Today he is Senior Fellow at Hewlett-Packard Labs and president of Viewpoints Research Institute, a nonprofit organization whose goal is to change how children are educated by creating a sample curriculum with supporting media for teaching math and science. This curriculum will use Squeak as its media, and will be highly interactive and constructive. Kay's deep interests in children and education have been the catalysts for many of his ideas over the years.

In addition to winning the Turing Award, Kay recently received the Draper Prize from the National Academy of Engineering and the Kyoto Prize in Advanced Technology, awarded every four years by the Inamori Foundation.

Sunday, February 06, 2005

Gmail: Free accounts for members of Object Technology group

I passed out quite a few Gmail accounts to members of this list a few months ago. I now have a large batch of new accounts I can send people. Let me know if you are interested. If you did not get one last time, remind me that I owe you one.

Tuesday, February 01, 2005

Scrum: Involving the Customers

Creation of the Agile Manifesto at Snowbird 2001

There was a dialogue in the scrumdevelopment group today on how customers should be involved with Scrum teams, prompting me to regurgitate a few of the examples I have been involved in since the first Scrum in 1993. Most of my companies have been product companies. The product owner is typically the product manager who spends about half his time with
customers. We also try to get developers out to customer sites.

In my current company, the customers are physicians. We can't get the physicians in the hospital to spend full time with a development team, so we hire them as product managers and they serve as product owners. They must test any new features against a carefully selected group of customer physicians before a feature can come off the product backlog into sprint backlog.

In fact, we have created a special application we sell for $39 bucks on the web that is basically a full medical record on the Palm Pilot that includes most of the enterprise code we ship to our large customers. New features are introduced there and are available to over 50000 downloaders of the product. We get a tremendous amount of feedback from this process which is very useful for validation before we put this into a sprint backlog for release in the enterprise product.
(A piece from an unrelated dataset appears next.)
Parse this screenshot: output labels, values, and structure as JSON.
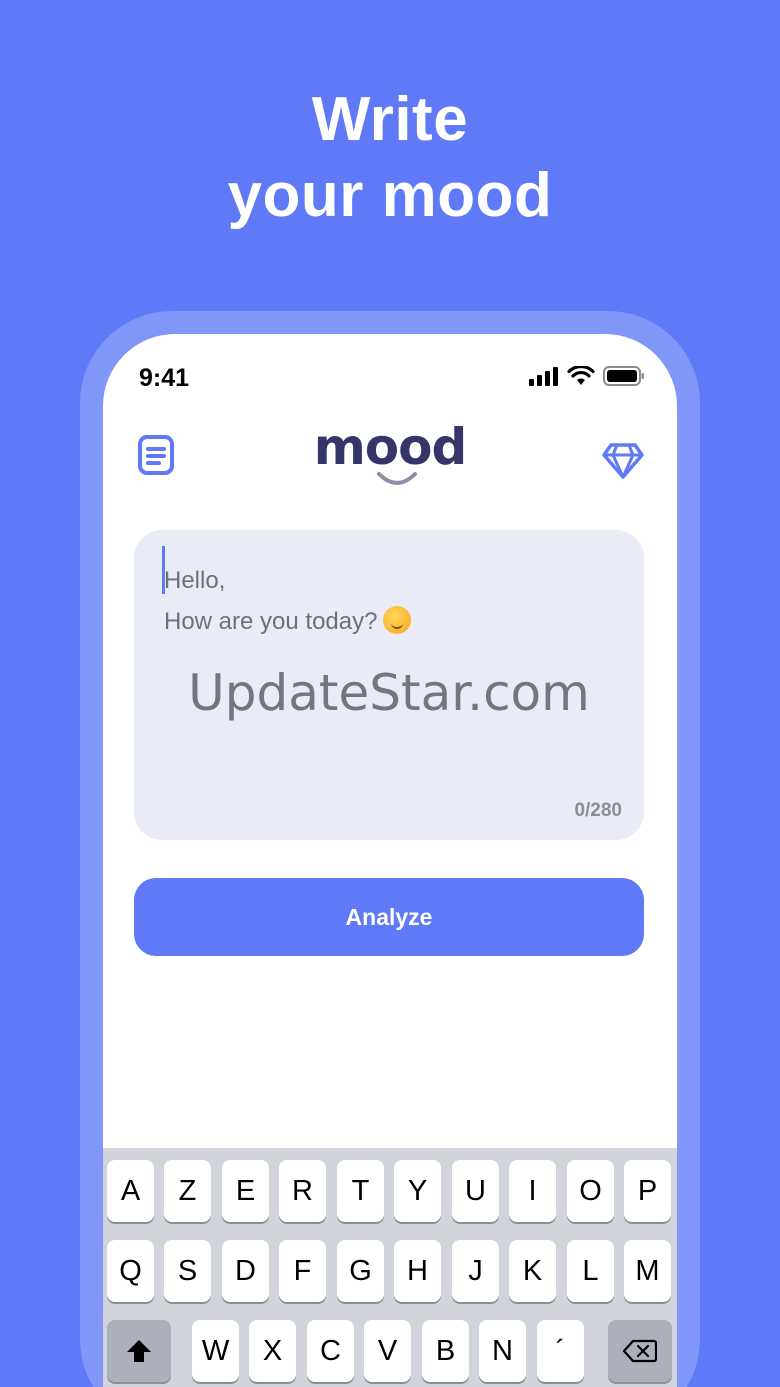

There are many ways to involve the customer. In web portal companies, they usually test market new features to a small subset of users and get real time feedback before they build for large scale distribution.
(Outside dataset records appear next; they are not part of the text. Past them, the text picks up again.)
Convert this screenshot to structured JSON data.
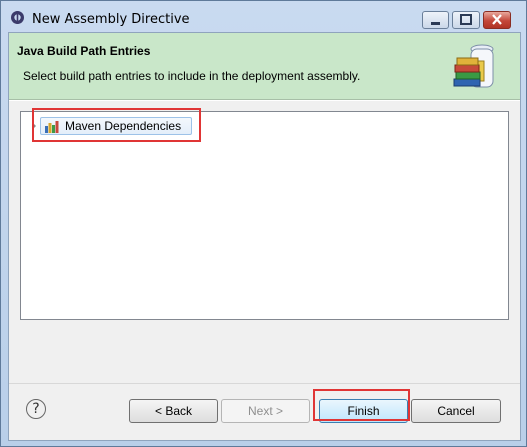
{
  "window": {
    "title": "New Assembly Directive"
  },
  "header": {
    "title": "Java Build Path Entries",
    "description": "Select build path entries to include in the deployment assembly.",
    "graphic_icon": "jar-books-icon"
  },
  "entries": [
    {
      "label": "Maven Dependencies",
      "icon": "library-icon"
    }
  ],
  "buttons": {
    "help": "?",
    "back": "< Back",
    "next": "Next >",
    "finish": "Finish",
    "cancel": "Cancel"
  },
  "colors": {
    "header_bg": "#c9e7c9",
    "highlight_red": "#e03535"
  }
}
In projects which are of a consulting nature, I've always had the customer right in the Sprint. For some products we have flown customers in from around the country for every Sprint review for a new product as we built it for them. That was a very successful exercise and a memorable and growing experience for some of the customers.